“It’d be a trillion-dollar war if it stopped today.”
- Speaker of the House Nancy Pelosi, Oct 14, 2007, “This Week with George Stephanopoulos”
So how much is a Trillion? Well, starting out smaller, 1,000 Thousands equals 1 Million (1,000,000); 1,000 Millions equals 1 Billion (1,000,000,000); and 1,000 Billions equals 1 Trillion (1,000,000,000,000). A Trillion can also be thought of as a Million Millions, but let’s not go terribly crazy. So how can you relate to such a mind-numbing number like one Trillion?
Let’s start with money. Let’s imagine that you have a fantastic job that pays you one dollar for every second you work. (As you will see, there are people who get paid more than that.) There are 60 seconds in a minute and 60 minutes in an hour. If you were only getting paid for as 40-hour work week for all 52 weeks of the year, you would still be getting paid $7,488,000 in a year. And if you were getting your $1/sec rate for every second of the year, you would take in $31,536,000 for the entire year. At that rate, to earn a trillion dollars, you would have to work more than 31,709 years! And even if they magnanimously paid you $1,000/sec, it would still take you more than 31 years to earn that first $1 Trillion. They say the war in Iraq is costing taxpayers about $2 Billion dollars per week. There are 3,600 seconds in an hour, 24 hours in a day, and 7 days in a week for a total of 604,800 seconds per week. At $2 Billion per week, the Iraq War costs us over $3,000 every second! Can I borrow a couple of bucks for the rent this month?
Suppose you are a baseball fan. How can you relate to this? Let’s start with A-Rod, Alex Rodriguez, third baseman (currently) for the New York Yankees. (Enjoy your winter, boys! Ha-ha.) A-Rod made big news when he signed a contract estimated to be worth about $250 Million. He’s hoping to get another one just like it on a team from which he’ll retire several years down the road. There are 30 teams in the Major Leagues and at the end of the season, they are each allowed to carry 40 players on their rosters. So that’s 1,200 players in the majors at the end of the season. (Forget about the Disabled List and the openings they leave. Go with this, because it will amaze you.) If they gave every player on the 40-man roster of every one of the 30 teams in the Major Leagues a contract like A-Rods, they still wouldn’t add up to $1 Trillion. In fact, it wouldn’t even add up to a third of a trillion dollars. Put another way, the War in Iraq will end up costing us more than three times what it would cost to give every player on the 40-man roster of every team in the Major Leagues a contract like A-Rod’s. Yet they still raise ticket prices every year.

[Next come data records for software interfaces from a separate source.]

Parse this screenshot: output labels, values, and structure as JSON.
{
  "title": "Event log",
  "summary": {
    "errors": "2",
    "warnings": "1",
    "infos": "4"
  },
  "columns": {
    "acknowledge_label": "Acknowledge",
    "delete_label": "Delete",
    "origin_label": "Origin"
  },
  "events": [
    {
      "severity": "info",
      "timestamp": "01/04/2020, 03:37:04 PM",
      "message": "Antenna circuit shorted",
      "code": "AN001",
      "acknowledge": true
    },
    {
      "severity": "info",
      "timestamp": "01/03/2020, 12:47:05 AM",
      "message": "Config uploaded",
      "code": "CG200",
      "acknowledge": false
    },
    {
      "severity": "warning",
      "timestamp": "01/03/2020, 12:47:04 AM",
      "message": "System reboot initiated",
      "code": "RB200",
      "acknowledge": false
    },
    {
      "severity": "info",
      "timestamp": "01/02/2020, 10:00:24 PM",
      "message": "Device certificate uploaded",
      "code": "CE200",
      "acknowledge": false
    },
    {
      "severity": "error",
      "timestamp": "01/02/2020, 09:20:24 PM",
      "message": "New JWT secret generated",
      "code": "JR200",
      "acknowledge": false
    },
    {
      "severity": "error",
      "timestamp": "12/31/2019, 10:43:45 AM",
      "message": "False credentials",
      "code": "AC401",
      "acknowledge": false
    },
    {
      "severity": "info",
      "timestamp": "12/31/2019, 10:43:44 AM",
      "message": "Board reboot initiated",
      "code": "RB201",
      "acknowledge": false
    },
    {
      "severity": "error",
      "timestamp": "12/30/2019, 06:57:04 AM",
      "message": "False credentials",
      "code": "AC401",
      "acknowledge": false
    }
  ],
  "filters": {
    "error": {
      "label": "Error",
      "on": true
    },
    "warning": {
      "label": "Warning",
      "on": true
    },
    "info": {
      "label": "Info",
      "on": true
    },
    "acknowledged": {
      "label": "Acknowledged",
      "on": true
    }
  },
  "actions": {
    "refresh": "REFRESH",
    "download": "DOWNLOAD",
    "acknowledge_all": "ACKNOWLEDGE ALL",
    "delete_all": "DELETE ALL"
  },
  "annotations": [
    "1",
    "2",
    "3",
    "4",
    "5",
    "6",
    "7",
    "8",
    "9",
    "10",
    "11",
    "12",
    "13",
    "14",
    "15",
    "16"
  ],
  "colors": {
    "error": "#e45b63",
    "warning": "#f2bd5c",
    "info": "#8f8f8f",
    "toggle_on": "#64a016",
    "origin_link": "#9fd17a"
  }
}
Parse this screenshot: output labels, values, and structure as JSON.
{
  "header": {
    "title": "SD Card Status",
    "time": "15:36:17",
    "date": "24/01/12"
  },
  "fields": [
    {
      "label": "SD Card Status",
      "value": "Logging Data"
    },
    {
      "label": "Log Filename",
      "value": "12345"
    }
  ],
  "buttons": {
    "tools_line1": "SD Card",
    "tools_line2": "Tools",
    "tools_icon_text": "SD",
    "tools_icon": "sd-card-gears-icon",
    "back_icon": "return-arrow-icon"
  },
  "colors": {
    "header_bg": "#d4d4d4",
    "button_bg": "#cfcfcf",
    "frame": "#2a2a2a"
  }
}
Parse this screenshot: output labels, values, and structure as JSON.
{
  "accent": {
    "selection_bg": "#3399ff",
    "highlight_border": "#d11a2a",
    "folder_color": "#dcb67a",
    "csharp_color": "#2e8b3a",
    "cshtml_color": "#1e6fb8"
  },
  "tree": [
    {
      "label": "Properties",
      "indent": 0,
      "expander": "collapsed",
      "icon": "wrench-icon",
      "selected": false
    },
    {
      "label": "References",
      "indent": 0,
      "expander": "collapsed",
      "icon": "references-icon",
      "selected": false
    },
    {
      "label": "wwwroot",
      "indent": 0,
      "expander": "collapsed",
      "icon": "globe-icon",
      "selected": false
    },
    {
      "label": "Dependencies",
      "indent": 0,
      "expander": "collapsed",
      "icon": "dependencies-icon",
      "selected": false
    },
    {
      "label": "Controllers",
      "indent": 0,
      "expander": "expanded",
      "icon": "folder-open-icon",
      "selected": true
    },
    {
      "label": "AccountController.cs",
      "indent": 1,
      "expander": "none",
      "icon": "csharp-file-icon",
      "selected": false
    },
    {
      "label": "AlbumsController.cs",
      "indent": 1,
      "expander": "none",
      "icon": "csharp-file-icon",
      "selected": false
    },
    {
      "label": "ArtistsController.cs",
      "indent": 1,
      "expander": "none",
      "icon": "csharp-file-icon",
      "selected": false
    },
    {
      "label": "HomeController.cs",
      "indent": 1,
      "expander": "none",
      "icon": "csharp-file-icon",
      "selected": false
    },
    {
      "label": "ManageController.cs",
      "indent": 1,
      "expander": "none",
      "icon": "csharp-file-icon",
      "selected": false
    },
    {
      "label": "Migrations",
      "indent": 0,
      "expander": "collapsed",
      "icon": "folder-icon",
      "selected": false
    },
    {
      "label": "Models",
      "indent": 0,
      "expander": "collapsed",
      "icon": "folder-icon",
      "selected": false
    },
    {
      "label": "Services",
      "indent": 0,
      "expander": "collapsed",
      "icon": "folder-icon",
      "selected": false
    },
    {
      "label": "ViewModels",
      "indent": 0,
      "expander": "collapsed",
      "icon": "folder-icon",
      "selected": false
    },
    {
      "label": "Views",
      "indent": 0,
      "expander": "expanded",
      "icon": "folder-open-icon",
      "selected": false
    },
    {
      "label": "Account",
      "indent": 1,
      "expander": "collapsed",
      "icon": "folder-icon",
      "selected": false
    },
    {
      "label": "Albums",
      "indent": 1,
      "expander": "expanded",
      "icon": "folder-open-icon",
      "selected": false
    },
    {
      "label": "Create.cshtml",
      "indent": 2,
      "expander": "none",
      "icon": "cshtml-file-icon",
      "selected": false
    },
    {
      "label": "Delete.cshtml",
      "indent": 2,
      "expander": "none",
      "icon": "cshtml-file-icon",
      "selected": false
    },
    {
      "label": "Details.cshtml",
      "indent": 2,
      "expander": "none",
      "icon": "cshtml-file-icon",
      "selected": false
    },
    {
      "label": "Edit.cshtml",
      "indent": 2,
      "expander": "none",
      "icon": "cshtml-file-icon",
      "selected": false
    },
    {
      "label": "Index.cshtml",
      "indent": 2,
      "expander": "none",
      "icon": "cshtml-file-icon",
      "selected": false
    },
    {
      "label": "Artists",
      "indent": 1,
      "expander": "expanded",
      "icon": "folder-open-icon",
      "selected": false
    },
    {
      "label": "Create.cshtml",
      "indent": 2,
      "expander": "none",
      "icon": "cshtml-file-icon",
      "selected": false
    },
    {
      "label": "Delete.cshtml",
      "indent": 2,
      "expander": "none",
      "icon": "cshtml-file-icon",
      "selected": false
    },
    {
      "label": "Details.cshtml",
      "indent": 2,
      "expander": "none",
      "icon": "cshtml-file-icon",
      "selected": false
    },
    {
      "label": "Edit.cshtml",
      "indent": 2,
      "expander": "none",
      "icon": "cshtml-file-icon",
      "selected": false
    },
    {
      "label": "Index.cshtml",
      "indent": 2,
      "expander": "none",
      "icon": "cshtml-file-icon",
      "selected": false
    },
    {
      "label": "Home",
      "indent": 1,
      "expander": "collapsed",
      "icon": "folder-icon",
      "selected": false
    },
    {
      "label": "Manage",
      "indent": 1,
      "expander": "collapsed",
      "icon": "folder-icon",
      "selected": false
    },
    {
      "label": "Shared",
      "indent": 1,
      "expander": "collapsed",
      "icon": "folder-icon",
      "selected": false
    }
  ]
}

Finally, a look outward. Light travels at about 186,282 miles per second. A “light-year” is the distance that light travels in the course of a year. (It is actually a unit of distance, not of time.) At 31,536,000 seconds in a year (remember that fantastic salary you had two paragraphs back?), light travels about 5,874,589,152,000 miles in one year. The nearest star in the galaxy to our own is about 4 light-years away. That means that they are nearly 25 Trillion miles away from us. Scientists have observed things in the Universe that they conclude are older than the Universe itself (meaning they pre-dated the Big Bang.) The Universe is also estimated to be anywhere between 10 and 20 Billion years old, so let’s say that thing they saw was about 15 billion years old. What that means is that it took that light from that object 15 billion years to reach us. Which means it traveled about 90 Trillion miles to get here. And there’s every reason to believe that there is more of the Universe beyond that. And that ours is the only collection of galaxies comprising our own Universe. Even further away from us are other collections of galaxies forming their own Universe. Imagine how much gas it would take to drive there. (Let’s see, at 30 miles to the gallon, $3 per gallon,…)